Thomas ElliottManaging Director
Inspired everyday by the scientific solutions to accelerate the global restoration movement.
Emily ClarkGroup Manager
Scientist whisperer, human Siri, and overseer of work-life balance.
Elizabeth RembelskaProject Manager
I work behind the curtains while our researchers are on stage.
Samantha SuarezCommunications Director
Focusing on digital engagement, science communication & social media for social good.
Stella TandhikaCommunications Associate
On the way to make ecology as cool as NASA, one reel at a time.
Millie TimmsImpact Communications Consultant
Driven by her love for the ocean and the mountains, Millie is on a mission to tell stories that inspire action.
Chrysa ChouliaraVisual Communications Specialist
Visual storyteller in love with science.
Alexa FirmenichCo-Director SEED
Making the world fall in love with complexity, one SEED at a time.
Dr. Robert McElderryProduct Manager SEED
Sensible science for practical solutions.
Camille Fournier De LaurièreResearch Assistant SEED
Still trying to figure out what I mean by "resilience".
Dr. Ian BrettellBiodiversity Policy Officer
Translating science into effective policy.
Prof.
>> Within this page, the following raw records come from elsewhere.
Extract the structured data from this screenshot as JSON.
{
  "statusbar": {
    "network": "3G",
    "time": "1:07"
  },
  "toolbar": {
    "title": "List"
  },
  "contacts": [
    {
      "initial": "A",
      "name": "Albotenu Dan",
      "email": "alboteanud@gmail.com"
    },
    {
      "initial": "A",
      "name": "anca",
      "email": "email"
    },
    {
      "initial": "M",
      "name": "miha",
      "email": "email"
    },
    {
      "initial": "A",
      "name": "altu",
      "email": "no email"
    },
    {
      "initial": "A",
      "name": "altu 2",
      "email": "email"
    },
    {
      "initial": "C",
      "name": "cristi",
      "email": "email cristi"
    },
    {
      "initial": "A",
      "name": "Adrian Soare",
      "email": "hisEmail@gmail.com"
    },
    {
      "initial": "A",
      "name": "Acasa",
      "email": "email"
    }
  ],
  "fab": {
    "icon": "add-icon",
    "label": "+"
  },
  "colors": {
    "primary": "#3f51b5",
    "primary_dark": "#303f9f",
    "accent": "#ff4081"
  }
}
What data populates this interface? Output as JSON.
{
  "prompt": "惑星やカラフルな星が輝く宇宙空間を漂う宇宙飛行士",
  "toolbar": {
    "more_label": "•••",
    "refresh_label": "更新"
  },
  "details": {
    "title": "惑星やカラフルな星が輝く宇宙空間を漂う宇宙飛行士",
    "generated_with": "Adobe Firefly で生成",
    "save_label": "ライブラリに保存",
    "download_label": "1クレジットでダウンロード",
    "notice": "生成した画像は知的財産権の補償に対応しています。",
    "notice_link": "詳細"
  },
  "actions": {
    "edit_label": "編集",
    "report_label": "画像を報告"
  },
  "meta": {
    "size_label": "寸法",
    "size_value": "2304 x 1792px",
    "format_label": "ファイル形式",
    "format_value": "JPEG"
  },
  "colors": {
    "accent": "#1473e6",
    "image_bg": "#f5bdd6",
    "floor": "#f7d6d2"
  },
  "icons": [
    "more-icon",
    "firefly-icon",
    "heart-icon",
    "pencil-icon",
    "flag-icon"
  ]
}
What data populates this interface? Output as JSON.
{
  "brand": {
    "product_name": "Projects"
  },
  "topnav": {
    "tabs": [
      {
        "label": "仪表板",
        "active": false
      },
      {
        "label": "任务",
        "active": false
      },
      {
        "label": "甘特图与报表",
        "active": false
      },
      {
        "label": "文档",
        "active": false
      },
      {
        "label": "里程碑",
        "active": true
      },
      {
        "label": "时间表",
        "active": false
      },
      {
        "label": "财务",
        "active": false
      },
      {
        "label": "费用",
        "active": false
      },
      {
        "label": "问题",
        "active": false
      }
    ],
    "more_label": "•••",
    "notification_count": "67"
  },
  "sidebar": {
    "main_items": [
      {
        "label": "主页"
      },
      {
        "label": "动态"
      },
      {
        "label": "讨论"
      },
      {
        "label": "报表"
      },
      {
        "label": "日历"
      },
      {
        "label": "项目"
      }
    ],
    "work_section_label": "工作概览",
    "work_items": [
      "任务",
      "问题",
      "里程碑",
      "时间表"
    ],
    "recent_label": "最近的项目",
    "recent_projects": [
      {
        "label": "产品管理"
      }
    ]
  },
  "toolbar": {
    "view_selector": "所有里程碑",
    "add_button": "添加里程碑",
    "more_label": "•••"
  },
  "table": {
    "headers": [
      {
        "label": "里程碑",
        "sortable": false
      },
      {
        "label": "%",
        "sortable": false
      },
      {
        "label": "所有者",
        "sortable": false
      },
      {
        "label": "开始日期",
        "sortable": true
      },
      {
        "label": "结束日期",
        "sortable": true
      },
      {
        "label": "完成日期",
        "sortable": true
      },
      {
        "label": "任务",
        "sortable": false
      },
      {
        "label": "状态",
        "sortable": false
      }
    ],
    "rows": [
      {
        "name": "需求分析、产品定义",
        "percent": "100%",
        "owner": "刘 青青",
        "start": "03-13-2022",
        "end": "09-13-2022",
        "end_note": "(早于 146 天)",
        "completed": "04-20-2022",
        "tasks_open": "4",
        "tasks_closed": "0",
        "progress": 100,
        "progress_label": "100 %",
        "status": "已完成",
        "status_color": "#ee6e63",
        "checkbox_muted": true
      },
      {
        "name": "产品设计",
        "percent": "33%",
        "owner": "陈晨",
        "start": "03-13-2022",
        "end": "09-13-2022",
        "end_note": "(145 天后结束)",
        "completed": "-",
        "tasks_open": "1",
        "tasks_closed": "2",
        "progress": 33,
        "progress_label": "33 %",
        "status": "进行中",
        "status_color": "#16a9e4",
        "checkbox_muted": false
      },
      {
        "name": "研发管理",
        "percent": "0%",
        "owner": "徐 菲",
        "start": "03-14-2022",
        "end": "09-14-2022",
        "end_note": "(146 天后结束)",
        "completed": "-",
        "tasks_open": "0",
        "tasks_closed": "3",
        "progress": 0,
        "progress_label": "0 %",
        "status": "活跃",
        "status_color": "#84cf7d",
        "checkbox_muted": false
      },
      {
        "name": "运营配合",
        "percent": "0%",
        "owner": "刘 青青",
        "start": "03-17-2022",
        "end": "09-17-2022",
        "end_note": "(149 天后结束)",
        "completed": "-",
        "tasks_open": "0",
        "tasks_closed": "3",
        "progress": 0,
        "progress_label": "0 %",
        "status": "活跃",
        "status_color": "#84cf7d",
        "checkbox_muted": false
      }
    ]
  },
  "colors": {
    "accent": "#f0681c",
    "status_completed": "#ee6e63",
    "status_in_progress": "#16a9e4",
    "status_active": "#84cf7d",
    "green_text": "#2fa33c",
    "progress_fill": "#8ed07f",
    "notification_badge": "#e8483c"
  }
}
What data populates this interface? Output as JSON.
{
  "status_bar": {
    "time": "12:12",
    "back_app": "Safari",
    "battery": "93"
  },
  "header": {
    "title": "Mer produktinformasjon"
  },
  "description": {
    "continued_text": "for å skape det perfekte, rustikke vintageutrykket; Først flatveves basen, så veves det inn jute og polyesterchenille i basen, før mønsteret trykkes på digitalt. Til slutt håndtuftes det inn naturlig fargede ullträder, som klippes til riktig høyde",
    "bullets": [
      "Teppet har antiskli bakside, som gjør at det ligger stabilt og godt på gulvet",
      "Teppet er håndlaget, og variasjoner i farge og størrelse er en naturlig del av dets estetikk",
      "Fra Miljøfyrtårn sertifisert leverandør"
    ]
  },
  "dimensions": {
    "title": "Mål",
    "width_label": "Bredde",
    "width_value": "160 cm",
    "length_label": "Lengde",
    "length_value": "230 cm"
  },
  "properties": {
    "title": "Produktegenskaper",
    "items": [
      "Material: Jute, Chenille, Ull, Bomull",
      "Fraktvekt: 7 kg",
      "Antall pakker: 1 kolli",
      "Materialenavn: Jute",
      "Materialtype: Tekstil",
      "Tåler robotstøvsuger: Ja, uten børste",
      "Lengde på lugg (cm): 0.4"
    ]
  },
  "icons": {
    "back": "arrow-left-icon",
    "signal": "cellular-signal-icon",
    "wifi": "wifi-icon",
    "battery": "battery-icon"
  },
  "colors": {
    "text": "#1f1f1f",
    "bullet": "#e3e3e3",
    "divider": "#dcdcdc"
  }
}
Dr. Anna SchweigerRemote Sensing Ecologist (Austria)
Remote sensing biodiversity and ecosystem function.